[Element data from apps and pages]

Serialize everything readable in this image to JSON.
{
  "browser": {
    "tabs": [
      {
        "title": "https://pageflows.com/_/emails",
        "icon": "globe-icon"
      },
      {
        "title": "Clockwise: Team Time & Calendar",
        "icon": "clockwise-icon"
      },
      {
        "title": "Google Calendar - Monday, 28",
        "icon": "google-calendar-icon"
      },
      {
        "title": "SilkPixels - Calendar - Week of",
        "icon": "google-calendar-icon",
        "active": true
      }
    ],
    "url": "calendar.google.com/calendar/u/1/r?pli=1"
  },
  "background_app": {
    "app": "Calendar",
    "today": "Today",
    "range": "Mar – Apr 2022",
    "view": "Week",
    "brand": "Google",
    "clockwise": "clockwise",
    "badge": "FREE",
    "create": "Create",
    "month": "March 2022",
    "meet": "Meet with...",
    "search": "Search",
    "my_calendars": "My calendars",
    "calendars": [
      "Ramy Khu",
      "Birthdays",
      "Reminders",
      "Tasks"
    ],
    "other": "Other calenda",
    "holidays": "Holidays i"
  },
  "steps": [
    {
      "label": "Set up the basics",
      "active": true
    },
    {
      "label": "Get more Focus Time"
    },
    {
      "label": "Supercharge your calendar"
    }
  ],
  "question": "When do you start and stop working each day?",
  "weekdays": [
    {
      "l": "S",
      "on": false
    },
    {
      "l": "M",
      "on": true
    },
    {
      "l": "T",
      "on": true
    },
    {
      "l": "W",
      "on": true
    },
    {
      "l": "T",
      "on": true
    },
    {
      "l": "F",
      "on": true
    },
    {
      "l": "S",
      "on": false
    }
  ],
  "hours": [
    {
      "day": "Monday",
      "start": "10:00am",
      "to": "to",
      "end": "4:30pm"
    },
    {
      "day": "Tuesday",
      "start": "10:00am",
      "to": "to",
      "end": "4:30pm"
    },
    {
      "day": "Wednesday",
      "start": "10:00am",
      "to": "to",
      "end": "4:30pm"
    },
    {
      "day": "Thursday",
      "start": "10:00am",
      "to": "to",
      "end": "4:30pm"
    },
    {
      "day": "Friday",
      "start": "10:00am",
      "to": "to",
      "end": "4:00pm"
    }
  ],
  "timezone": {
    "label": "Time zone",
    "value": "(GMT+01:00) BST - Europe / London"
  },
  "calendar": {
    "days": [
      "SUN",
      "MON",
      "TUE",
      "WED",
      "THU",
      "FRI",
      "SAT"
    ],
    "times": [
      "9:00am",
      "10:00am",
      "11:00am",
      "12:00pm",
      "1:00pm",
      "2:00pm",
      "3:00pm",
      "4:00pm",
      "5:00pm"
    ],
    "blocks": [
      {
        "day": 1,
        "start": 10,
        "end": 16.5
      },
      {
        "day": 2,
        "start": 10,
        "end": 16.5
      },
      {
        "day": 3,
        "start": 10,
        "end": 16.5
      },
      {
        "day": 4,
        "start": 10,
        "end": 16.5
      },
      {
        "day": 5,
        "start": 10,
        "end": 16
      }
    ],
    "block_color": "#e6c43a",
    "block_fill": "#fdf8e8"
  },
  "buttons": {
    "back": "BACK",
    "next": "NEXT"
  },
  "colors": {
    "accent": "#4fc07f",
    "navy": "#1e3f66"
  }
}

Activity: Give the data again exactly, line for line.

The answer:
Serialize everything readable in this image to JSON.
{
  "browser": {
    "tabs": [
      {
        "title": "https://pageflows.com/_/emails",
        "icon": "globe-icon"
      },
      {
        "title": "Clockwise: Team Time & Calendar",
        "icon": "clockwise-icon"
      },
      {
        "title": "Google Calendar - Monday, 28",
        "icon": "google-calendar-icon"
      },
      {
        "title": "SilkPixels - Calendar - Week of",
        "icon": "google-calendar-icon",
        "active": true
      }
    ],
    "url": "calendar.google.com/calendar/u/1/r?pli=1"
  },
  "background_app": {
    "app": "Calendar",
    "today": "Today",
    "range": "Mar – Apr 2022",
    "view": "Week",
    "brand": "Google",
    "clockwise": "clockwise",
    "badge": "FREE",
    "create": "Create",
    "month": "March 2022",
    "meet": "Meet with...",
    "search": "Search",
    "my_calendars": "My calendars",
    "calendars": [
      "Ramy Khu",
      "Birthdays",
      "Reminders",
      "Tasks"
    ],
    "other": "Other calenda",
    "holidays": "Holidays i"
  },
  "steps": [
    {
      "label": "Set up the basics",
      "active": true
    },
    {
      "label": "Get more Focus Time"
    },
    {
      "label": "Supercharge your calendar"
    }
  ],
  "question": "When do you start and stop working each day?",
  "weekdays": [
    {
      "l": "S",
      "on": false
    },
    {
      "l": "M",
      "on": true
    },
    {
      "l": "T",
      "on": true
    },
    {
      "l": "W",
      "on": true
    },
    {
      "l": "T",
      "on": true
    },
    {
      "l": "F",
      "on": true
    },
    {
      "l": "S",
      "on": false
    }
  ],
  "hours": [
    {
      "day": "Monday",
      "start": "10:00am",
      "to": "to",
      "end": "4:30pm"
    },
    {
      "day": "Tuesday",
      "start": "10:00am",
      "to": "to",
      "end": "4:30pm"
    },
    {
      "day": "Wednesday",
      "start": "10:00am",
      "to": "to",
      "end": "4:30pm"
    },
    {
      "day": "Thursday",
      "start": "10:00am",
      "to": "to",
      "end": "4:30pm"
    },
    {
      "day": "Friday",
      "start": "10:00am",
      "to": "to",
      "end": "4:00pm"
    }
  ],
  "timezone": {
    "label": "Time zone",
    "value": "(GMT+01:00) BST - Europe / London"
  },
  "calendar": {
    "days": [
      "SUN",
      "MON",
      "TUE",
      "WED",
      "THU",
      "FRI",
      "SAT"
    ],
    "times": [
      "9:00am",
      "10:00am",
      "11:00am",
      "12:00pm",
      "1:00pm",
      "2:00pm",
      "3:00pm",
      "4:00pm",
      "5:00pm"
    ],
    "blocks": [
      {
        "day": 1,
        "start": 10,
        "end": 16.5
      },
      {
        "day": 2,
        "start": 10,
        "end": 16.5
      },
      {
        "day": 3,
        "start": 10,
        "end": 16.5
      },
      {
        "day": 4,
        "start": 10,
        "end": 16.5
      },
      {
        "day": 5,
        "start": 10,
        "end": 16
      }
    ],
    "block_color": "#e6c43a",
    "block_fill": "#fdf8e8"
  },
  "buttons": {
    "back": "BACK",
    "next": "NEXT"
  },
  "colors": {
    "accent": "#4fc07f",
    "navy": "#1e3f66"
  }
}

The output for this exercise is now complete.